Start of Block

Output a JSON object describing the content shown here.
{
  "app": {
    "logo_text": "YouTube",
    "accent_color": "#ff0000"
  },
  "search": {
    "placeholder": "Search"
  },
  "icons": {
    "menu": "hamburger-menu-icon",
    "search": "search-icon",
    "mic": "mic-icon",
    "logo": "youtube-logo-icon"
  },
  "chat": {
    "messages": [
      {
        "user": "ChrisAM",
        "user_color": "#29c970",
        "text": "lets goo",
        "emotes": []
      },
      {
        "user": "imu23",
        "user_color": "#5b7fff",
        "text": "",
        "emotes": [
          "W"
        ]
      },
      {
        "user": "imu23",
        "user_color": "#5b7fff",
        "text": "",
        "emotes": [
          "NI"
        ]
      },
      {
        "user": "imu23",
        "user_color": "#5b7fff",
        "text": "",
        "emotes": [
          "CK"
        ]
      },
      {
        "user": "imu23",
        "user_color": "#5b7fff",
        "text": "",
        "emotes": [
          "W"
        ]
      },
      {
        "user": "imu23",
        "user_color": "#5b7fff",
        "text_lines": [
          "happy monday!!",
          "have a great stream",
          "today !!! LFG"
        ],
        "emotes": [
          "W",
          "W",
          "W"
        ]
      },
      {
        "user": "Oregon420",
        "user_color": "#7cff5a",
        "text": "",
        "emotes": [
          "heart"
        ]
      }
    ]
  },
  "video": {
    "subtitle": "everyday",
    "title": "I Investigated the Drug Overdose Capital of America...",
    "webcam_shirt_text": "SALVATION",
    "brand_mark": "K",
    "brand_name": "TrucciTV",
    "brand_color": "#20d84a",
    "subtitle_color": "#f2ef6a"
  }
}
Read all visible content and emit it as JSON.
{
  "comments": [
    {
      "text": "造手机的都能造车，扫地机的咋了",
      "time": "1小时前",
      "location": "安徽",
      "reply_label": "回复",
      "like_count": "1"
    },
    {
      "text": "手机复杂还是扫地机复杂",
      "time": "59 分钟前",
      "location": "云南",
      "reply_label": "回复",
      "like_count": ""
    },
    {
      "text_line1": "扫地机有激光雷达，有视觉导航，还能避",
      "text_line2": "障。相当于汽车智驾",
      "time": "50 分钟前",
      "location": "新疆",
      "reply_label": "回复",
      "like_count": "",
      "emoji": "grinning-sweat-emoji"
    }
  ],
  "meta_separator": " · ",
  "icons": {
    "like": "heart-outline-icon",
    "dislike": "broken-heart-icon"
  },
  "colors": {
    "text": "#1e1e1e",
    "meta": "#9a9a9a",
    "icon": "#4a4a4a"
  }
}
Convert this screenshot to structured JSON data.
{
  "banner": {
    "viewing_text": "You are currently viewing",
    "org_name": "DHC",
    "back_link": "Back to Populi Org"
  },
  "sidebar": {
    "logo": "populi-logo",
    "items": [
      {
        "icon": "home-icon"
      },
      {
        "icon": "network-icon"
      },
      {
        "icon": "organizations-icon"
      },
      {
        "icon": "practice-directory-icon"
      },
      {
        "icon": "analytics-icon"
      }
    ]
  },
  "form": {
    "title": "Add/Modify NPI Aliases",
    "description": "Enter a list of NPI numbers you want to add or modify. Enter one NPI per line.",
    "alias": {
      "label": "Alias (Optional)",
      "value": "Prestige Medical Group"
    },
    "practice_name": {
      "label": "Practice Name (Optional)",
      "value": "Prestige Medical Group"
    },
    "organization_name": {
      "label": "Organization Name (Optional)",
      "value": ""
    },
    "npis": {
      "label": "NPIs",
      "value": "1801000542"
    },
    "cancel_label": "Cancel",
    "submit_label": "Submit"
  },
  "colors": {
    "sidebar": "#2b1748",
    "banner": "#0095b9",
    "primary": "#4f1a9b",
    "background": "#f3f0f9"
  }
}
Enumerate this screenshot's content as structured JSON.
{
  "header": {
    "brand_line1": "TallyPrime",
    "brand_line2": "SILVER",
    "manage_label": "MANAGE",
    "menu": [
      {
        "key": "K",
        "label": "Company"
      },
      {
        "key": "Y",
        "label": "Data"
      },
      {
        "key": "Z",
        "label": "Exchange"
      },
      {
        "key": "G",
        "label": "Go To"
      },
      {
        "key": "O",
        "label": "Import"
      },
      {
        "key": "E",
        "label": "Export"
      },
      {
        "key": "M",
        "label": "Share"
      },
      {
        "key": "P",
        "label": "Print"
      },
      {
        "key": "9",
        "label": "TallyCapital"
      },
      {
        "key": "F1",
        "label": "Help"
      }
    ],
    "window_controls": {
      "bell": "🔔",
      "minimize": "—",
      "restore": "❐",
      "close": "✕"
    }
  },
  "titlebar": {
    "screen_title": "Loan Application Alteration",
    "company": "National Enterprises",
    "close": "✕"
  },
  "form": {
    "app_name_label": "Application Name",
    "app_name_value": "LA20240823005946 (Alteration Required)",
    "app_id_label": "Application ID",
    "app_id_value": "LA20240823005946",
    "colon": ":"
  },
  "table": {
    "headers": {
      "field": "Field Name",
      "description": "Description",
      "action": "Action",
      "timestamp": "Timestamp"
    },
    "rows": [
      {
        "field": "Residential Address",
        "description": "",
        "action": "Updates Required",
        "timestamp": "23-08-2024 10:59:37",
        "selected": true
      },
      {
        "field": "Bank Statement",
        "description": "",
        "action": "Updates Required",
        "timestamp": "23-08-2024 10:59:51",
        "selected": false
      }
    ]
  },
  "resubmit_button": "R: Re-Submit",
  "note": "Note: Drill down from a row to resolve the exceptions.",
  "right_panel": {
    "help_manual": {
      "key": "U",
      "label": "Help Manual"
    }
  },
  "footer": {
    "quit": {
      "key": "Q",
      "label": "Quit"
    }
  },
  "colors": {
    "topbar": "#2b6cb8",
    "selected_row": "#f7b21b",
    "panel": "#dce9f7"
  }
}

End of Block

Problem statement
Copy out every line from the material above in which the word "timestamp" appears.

Response
      "timestamp": "Timestamp"
        "timestamp": "23-08-2024 10:59:37",
        "timestamp": "23-08-2024 10:59:51",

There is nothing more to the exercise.